Ok, here's what I did. Went outside with mask and rubber gloves on. I soaked down the asbestos pad real good with water. I took a screwdriver and pried off 8 or 10 staples holding the pads down. The bottom piece came off whole, it wasn't glued down. However both sides were! So I used a small paint scraper and with one stroke took off what I could without shredding it. I the placed it all in a Ziploc bag and dumped it. I then covered what remained of the pads on the side with Duco cement to seal it. I then found a nice piece of foam, cut it and applied over the old pad area to cover it all. The foam was pretty much the same thickness. However it happened to be from a PC motherboard packaging. Hey, it's anti static! But it's also pink! Oh well, better than leaving the asbestos in there and no one will see it unless they open it up. Besides I don't go in for museum quality restoring.
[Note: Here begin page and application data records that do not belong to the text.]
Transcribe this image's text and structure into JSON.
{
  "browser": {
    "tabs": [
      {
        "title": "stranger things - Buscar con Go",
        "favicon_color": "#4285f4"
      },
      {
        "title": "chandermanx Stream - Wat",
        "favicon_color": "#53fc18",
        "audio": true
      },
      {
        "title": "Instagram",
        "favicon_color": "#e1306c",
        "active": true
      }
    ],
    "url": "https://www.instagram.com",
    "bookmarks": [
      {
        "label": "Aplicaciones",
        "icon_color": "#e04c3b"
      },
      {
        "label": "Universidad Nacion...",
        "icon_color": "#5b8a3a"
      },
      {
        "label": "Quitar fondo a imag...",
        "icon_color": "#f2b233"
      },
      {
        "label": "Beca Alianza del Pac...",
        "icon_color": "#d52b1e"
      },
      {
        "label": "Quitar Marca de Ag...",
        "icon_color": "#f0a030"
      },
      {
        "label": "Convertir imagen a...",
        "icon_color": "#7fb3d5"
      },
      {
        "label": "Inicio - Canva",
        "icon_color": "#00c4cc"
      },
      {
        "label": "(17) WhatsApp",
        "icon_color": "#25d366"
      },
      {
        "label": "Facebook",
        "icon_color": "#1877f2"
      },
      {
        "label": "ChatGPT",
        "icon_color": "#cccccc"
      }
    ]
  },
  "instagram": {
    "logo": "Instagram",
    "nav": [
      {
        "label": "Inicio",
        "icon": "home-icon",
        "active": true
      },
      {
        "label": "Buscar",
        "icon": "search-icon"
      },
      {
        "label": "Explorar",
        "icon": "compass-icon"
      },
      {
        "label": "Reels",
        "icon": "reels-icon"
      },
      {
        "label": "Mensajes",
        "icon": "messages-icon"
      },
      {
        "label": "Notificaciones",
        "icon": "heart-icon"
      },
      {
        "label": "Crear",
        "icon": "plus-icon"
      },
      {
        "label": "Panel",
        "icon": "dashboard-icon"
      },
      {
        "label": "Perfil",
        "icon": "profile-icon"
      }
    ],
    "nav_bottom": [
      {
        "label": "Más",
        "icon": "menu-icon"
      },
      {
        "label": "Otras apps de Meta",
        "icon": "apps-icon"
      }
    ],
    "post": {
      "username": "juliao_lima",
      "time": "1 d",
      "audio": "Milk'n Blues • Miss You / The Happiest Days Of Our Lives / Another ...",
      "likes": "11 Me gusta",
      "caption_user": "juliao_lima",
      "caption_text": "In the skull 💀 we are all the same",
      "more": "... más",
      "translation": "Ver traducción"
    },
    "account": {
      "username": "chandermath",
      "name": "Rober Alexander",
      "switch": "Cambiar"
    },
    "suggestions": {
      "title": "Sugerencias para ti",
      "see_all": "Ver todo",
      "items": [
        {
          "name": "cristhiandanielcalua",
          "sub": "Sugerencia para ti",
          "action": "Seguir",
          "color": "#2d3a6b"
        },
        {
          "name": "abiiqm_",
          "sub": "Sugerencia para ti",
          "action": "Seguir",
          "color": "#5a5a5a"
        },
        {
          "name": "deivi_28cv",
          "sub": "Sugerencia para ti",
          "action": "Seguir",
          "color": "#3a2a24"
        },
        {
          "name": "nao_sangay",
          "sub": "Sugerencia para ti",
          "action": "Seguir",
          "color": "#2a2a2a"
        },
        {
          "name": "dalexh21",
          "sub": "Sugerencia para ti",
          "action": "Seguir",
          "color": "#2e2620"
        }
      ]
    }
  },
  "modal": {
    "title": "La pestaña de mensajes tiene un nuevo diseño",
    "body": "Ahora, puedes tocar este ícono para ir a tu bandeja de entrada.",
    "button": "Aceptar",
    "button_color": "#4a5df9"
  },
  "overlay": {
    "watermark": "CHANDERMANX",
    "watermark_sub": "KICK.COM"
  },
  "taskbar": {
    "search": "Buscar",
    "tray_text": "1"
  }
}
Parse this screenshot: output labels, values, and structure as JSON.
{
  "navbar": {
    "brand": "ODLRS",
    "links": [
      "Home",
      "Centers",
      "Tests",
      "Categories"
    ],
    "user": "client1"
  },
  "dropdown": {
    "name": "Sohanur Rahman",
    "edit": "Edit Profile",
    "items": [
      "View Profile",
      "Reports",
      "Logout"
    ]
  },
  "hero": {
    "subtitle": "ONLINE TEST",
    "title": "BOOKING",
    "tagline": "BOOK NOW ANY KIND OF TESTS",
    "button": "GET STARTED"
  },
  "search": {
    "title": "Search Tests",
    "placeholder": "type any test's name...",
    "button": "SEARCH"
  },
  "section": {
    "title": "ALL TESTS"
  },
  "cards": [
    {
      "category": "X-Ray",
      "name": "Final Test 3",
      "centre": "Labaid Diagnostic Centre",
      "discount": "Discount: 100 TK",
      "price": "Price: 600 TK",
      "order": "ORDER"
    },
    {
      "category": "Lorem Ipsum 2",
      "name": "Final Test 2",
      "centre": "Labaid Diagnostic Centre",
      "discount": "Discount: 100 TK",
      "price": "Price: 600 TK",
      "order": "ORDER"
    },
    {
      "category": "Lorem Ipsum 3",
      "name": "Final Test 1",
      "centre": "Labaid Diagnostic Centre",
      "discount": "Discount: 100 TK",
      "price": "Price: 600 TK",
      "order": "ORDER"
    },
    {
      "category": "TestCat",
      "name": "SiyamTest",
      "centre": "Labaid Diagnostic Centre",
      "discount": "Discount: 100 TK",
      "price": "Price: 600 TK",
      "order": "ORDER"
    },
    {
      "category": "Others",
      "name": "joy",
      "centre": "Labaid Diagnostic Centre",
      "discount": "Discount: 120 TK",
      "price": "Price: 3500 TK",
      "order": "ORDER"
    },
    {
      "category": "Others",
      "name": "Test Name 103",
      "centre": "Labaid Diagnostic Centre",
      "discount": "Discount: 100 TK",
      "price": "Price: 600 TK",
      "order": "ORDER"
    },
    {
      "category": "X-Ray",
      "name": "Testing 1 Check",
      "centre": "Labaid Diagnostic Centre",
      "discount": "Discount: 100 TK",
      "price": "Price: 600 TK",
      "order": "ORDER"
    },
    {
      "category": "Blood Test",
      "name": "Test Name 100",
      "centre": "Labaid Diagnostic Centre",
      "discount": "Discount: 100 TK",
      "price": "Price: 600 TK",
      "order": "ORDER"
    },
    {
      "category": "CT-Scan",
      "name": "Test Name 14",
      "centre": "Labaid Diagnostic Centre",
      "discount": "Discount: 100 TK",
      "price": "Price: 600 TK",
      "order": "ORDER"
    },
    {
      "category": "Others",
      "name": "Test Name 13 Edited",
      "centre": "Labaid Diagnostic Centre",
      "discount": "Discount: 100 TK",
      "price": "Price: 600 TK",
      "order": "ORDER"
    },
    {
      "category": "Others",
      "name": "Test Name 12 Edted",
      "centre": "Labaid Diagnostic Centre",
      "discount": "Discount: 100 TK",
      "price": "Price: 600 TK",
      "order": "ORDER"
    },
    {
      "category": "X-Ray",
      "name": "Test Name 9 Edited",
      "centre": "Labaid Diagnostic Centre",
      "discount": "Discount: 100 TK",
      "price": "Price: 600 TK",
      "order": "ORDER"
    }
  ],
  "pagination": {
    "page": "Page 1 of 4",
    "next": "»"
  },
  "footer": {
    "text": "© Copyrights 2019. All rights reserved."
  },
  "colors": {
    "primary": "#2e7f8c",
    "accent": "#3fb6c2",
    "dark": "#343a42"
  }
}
All I'm after is to make a radio work well and look good (on the outside) as it would have, sitting on a table in an old house, back 60 years ago when it was used as the major source of entertainment and news of the world.

    Well it looks like the patina on this case is not worth keeping. At least not the top. So I'll have to remove the handle and strip and refinish the case. At least there's no veneer missing!
I only stripped the top and sides. After looking at the front, it didn't need a full strip job. Besides, it has a two tone stain job with a painted line between them and painted louvers and inside dial area. I didn't want to try to recreate that!
So I stripped the top and sides. Then I just lightly sanded the front with 0000 steel wool. I restained the top and sides with Minwax Early American. I also dabbed some on the front to cover a few small nicks. Then I sprayed it all with 3 coats of semi gloss lacquer, sanding between each. A good paste wax rub and it was done! Oh, I also cleaned and polished the handle, (not shown here). I also removed and steel-wooled a brass strip on the handle that was a bit corroded to a nice bright shine.
    Here is the finished recap. I used the J-hook method on most of the caps. One reason is the tube socket lugs didn't have the normal holes to secure the wiring on, as all other radios I have recapped do. It's just a flat post where the wire is wrapped around. Some have several wires on them. When you touch a hot soldering iron to them, the wires go spring and pop off! The couple I tried weren't wrapped around very good. So, the J-hook method worked real good as I didn't have to unsolder the connections. Hmmm, poor design I'd say. I was disappointed. It being a Philco I expected better quality!

Ok, that's what I acquired, what I did to it and how it turned out.

So now this little gem Philco joins my other radios, playing the sweet sound of music once again. Just as this radio was originally made to do.

- Mike

For anyone interested, here is the schematic
and service data for this radio.

Rider PDF File   - Thank You Nostalgia Air !

All photos Copyright 2004 by, all rights reserved. Use is restricted.